[PUBMED]    
26.
Silberstein LE, Naryshkin S, Haddad JJ, Strauss JF 3 rd . Calcium homeostasis during therapeutic plasma exchange. Transfusion 1986;26:151-5.  Back to cited text no. 26
    
27.
Das SS, Chaudhary R, Khetan D, Shukla JS, Agarwal P, Mishra RB. Calcium and magnesium levels during automated plateletpheresis in normal donors. Transfus Med 2005;15:233-6.  Back to cited text no. 27
    
28.
Farrokhi P, Farahmand H, Bismuth A, Suarez C, Ducot B, Gillon MC, et al. How to stabilize the level of ionized calcium and citrate during plateletpheresis. Vox Sang 1998;74:7-12.  Back to cited text no. 28
    
29.
Altura BT, Altura BM. Measurement of ionized magnesium in whole blood, plasma and serum with a new ion-selective electrode in healthy and diseased human subjects. Magnes Trace Elem 1991;10:90-8.  Back to cited text no. 29
    
30.
Altura BT, Burack JL, Cracco RQ, Galland L, Handwerker SM, Markell MS, et al. Clinical studies with the NOVA ISE for IMg2+. Scand J Clin Lab Invest Suppl 1994;217:53-67.  Back to cited text no. 30
    
31.
Tomita T, Takayanagi M, Kiwada K, Mieda A, Takahashi C, Hata T. Vasovagal reactions in apheresis donors. Transfusion 2002;42:1561-6.  Back to cited text no. 31
    

Top
Correspondence Address:
Dr. Prashant Agarwal
Department of Transfusion Medicine, Sanjay Gandhi Post Graduate Institute of Medical Sciences, Lucknow, Uttar Pradesh
India
Login to access the Email id

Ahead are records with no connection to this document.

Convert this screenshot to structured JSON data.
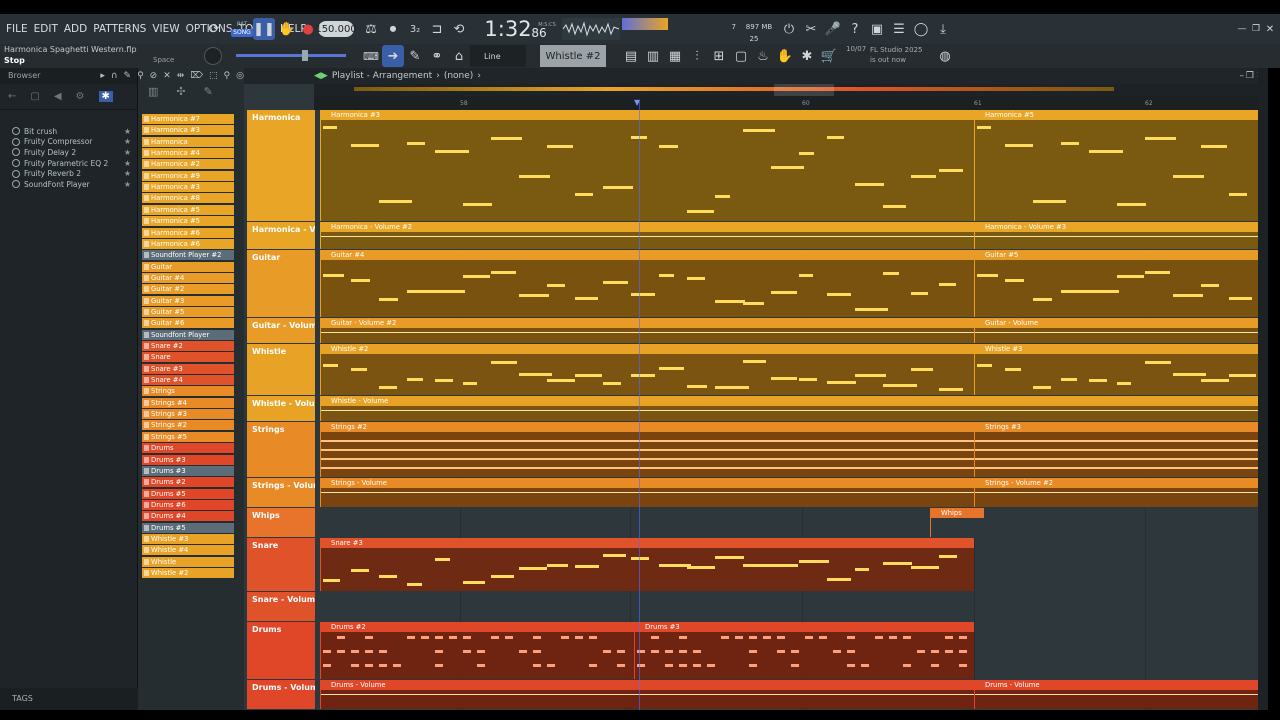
{
  "menu": [
    "FILE",
    "EDIT",
    "ADD",
    "PATTERNS",
    "VIEW",
    "OPTIONS",
    "TOOLS",
    "HELP"
  ],
  "transport": {
    "pattern_label": "PAT",
    "song_label": "SONG",
    "tempo": "150.000",
    "time": "1:32",
    "time_frac": "86",
    "time_unit": "M:S:CS",
    "cpu_num": "7",
    "mem": "897 MB",
    "voices": "25"
  },
  "project": {
    "file": "Harmonica Spaghetti Western.flp",
    "status": "Stop",
    "shortcut": "Space"
  },
  "toolbar2": {
    "snap": "Line",
    "channel": "Whistle #2",
    "news_date": "10/07",
    "news_text": "FL Studio 2025 is out now"
  },
  "browser": {
    "title": "Browser",
    "plugins": [
      "Bit crush",
      "Fruity Compressor",
      "Fruity Delay 2",
      "Fruity Parametric EQ 2",
      "Fruity Reverb 2",
      "SoundFont Player"
    ],
    "tags": "TAGS"
  },
  "patterns": [
    {
      "name": "Harmonica #7",
      "color": "#e8a526"
    },
    {
      "name": "Harmonica #3",
      "color": "#e8a526"
    },
    {
      "name": "Harmonica",
      "color": "#e8a526"
    },
    {
      "name": "Harmonica #4",
      "color": "#e8a526"
    },
    {
      "name": "Harmonica #2",
      "color": "#e8a526"
    },
    {
      "name": "Harmonica #9",
      "color": "#e8a526"
    },
    {
      "name": "Harmonica #3",
      "color": "#e8a526"
    },
    {
      "name": "Harmonica #8",
      "color": "#e8a526"
    },
    {
      "name": "Harmonica #5",
      "color": "#e8a526"
    },
    {
      "name": "Harmonica #5",
      "color": "#e8a526"
    },
    {
      "name": "Harmonica #6",
      "color": "#e8a526"
    },
    {
      "name": "Harmonica #6",
      "color": "#e8a526"
    },
    {
      "name": "Soundfont Player #2",
      "color": "#5b6d78"
    },
    {
      "name": "Guitar",
      "color": "#e89b26"
    },
    {
      "name": "Guitar #4",
      "color": "#e89b26"
    },
    {
      "name": "Guitar #2",
      "color": "#e89b26"
    },
    {
      "name": "Guitar #3",
      "color": "#e89b26"
    },
    {
      "name": "Guitar #5",
      "color": "#e89b26"
    },
    {
      "name": "Guitar #6",
      "color": "#e89b26"
    },
    {
      "name": "Soundfont Player",
      "color": "#5b6d78"
    },
    {
      "name": "Snare #2",
      "color": "#e0532a"
    },
    {
      "name": "Snare",
      "color": "#e0532a"
    },
    {
      "name": "Snare #3",
      "color": "#e0532a"
    },
    {
      "name": "Snare #4",
      "color": "#e0532a"
    },
    {
      "name": "Strings",
      "color": "#e88a26"
    },
    {
      "name": "Strings #4",
      "color": "#e88a26"
    },
    {
      "name": "Strings #3",
      "color": "#e88a26"
    },
    {
      "name": "Strings #2",
      "color": "#e88a26"
    },
    {
      "name": "Strings #5",
      "color": "#e88a26"
    },
    {
      "name": "Drums",
      "color": "#e04628"
    },
    {
      "name": "Drums #3",
      "color": "#e04628"
    },
    {
      "name": "Drums #3",
      "color": "#5b6d78"
    },
    {
      "name": "Drums #2",
      "color": "#e04628"
    },
    {
      "name": "Drums #5",
      "color": "#e04628"
    },
    {
      "name": "Drums #6",
      "color": "#e04628"
    },
    {
      "name": "Drums #4",
      "color": "#e04628"
    },
    {
      "name": "Drums #5",
      "color": "#5b6d78"
    },
    {
      "name": "Whistle #3",
      "color": "#e8a326"
    },
    {
      "name": "Whistle #4",
      "color": "#e8a326"
    },
    {
      "name": "Whistle",
      "color": "#e8a326"
    },
    {
      "name": "Whistle #2",
      "color": "#e8a326"
    }
  ],
  "playlist": {
    "title": "Playlist - Arrangement",
    "arrangement": "(none)",
    "bars": [
      "58",
      "60",
      "61",
      "62"
    ]
  },
  "tracks": [
    {
      "name": "Harmonica",
      "color": "#e8a526",
      "clip_bg": "#7a5a10",
      "clips": [
        "Harmonica #3",
        "Harmonica #5"
      ]
    },
    {
      "name": "Harmonica - Vol...",
      "color": "#e8a526",
      "clip_bg": "#7a5a10",
      "clips": [
        "Harmonica - Volume #2",
        "Harmonica - Volume #3"
      ]
    },
    {
      "name": "Guitar",
      "color": "#e89b26",
      "clip_bg": "#7a5210",
      "clips": [
        "Guitar #4",
        "Guitar #5"
      ]
    },
    {
      "name": "Guitar - Volume",
      "color": "#e89b26",
      "clip_bg": "#7a5210",
      "clips": [
        "Guitar - Volume #2",
        "Guitar - Volume"
      ]
    },
    {
      "name": "Whistle",
      "color": "#e8a326",
      "clip_bg": "#7a5410",
      "clips": [
        "Whistle #2",
        "Whistle #3"
      ]
    },
    {
      "name": "Whistle - Volume",
      "color": "#e8a326",
      "clip_bg": "#7a5410",
      "clips": [
        "Whistle - Volume"
      ]
    },
    {
      "name": "Strings",
      "color": "#e88a26",
      "clip_bg": "#7a4410",
      "clips": [
        "Strings #2",
        "Strings #3"
      ]
    },
    {
      "name": "Strings - Volume",
      "color": "#e88a26",
      "clip_bg": "#7a4410",
      "clips": [
        "Strings - Volume",
        "Strings - Volume #2"
      ]
    },
    {
      "name": "Whips",
      "color": "#e8732a",
      "clip_bg": "#2e373c",
      "clips": [
        "Whips"
      ]
    },
    {
      "name": "Snare",
      "color": "#e0532a",
      "clip_bg": "#6e2a12",
      "clips": [
        "Snare #3"
      ]
    },
    {
      "name": "Snare - Volume",
      "color": "#e0532a",
      "clip_bg": "#2e373c",
      "clips": []
    },
    {
      "name": "Drums",
      "color": "#e04628",
      "clip_bg": "#6e2410",
      "clips": [
        "Drums #2",
        "Drums #3"
      ]
    },
    {
      "name": "Drums - Volume",
      "color": "#e04628",
      "clip_bg": "#6e2410",
      "clips": [
        "Drums - Volume",
        "Drums - Volume"
      ]
    }
  ]
}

Source of Support: None, Conflict of Interest: None


DOI: 10.4103/0973-6247.162688

Rights and Permissions


    Figures

  [Figure 1], [Figure 2], [Figure 3], [Figure 4]
 
 
    Tables

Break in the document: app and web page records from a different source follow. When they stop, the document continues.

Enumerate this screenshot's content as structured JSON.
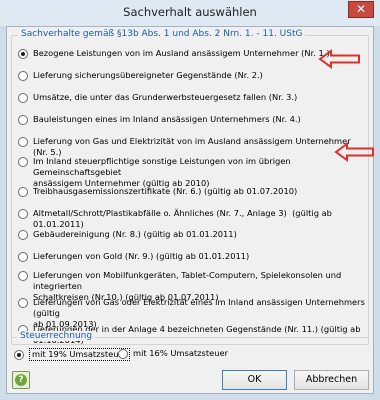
{
  "window": {
    "title": "Sachverhalt auswählen"
  },
  "group_sachverhalte": {
    "legend": "Sachverhalte gemäß §13b Abs. 1 und Abs. 2 Nrn. 1. - 11. UStG",
    "options": [
      {
        "label": "Bezogene Leistungen von im Ausland ansässigem Unternehmer (Nr. 1.)",
        "checked": true
      },
      {
        "label": "Lieferung sicherungsübereigneter Gegenstände (Nr. 2.)",
        "checked": false
      },
      {
        "label": "Umsätze, die unter das Grunderwerbsteuergesetz fallen (Nr. 3.)",
        "checked": false
      },
      {
        "label": "Bauleistungen eines im Inland ansässigen Unternehmers (Nr. 4.)",
        "checked": false
      },
      {
        "label": "Lieferung von Gas und Elektrizität von im Ausland ansässigem Unternehmer (Nr. 5.)",
        "checked": false
      },
      {
        "label": "Im Inland steuerpflichtige sonstige Leistungen von im übrigen Gemeinschaftsgebiet\nansässigem Unternehmer (gültig ab 2010)",
        "checked": false
      },
      {
        "label": "Treibhausgasemissionszertifikate (Nr. 6.) (gültig ab 01.07.2010)",
        "checked": false
      },
      {
        "label": "Altmetall/Schrott/Plastikabfälle o. Ähnliches (Nr. 7., Anlage 3)  (gültig ab 01.01.2011)",
        "checked": false
      },
      {
        "label": "Gebäudereinigung (Nr. 8.) (gültig ab 01.01.2011)",
        "checked": false
      },
      {
        "label": "Lieferungen von Gold (Nr. 9.) (gültig ab 01.01.2011)",
        "checked": false
      },
      {
        "label": "Lieferungen von Mobilfunkgeräten, Tablet-Computern, Spielekonsolen und integrierten\nSchaltkreisen (Nr.10.) (gültig ab 01.07.2011)",
        "checked": false
      },
      {
        "label": "Lieferungen von Gas oder Elektrizität eines im Inland ansässigen Unternehmers (gültig\nab 01.09.2013)",
        "checked": false
      },
      {
        "label": "Lieferungen der in der Anlage 4 bezeichneten Gegenstände (Nr. 11.) (gültig ab\n01.10.2014)",
        "checked": false
      }
    ]
  },
  "group_steuer": {
    "legend": "Steuerrechnung",
    "options": [
      {
        "label": "mit 19% Umsatzsteuer",
        "checked": true
      },
      {
        "label": "mit 16% Umsatzsteuer",
        "checked": false
      }
    ]
  },
  "buttons": {
    "help": "?",
    "ok": "OK",
    "cancel": "Abbrechen"
  },
  "colors": {
    "annotation_arrow": "#d9302a",
    "help_green": "#6fa63a"
  }
}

  [Table 1], [Table 2]



 

Top
 
  Search

  
    Similar in PUBMED
   Search Pubmed for
   Search in Google Scholar for
 Related articles
    Email Alert *
    Add to My List *
* Registration required (free)  


    Abstract
   Introduction
    Materials and Me...
   Results
   Discussion
   Conclusion
    References
    Article Figures
    Article Tables

 Article Access Statistics
    Viewed2191    
    Printed45    
    Emailed0    
    PDF Downloaded15    
    Comments [Add]    

Recommend this journal

Association Contact us | Sitemap | Advertise | What's New | Feedback | Copyright and Disclaimer

2006 - Asian Journal of Transfusion Science | Published by Wolters Kluwer - Medknow
Online since 10th November, 2006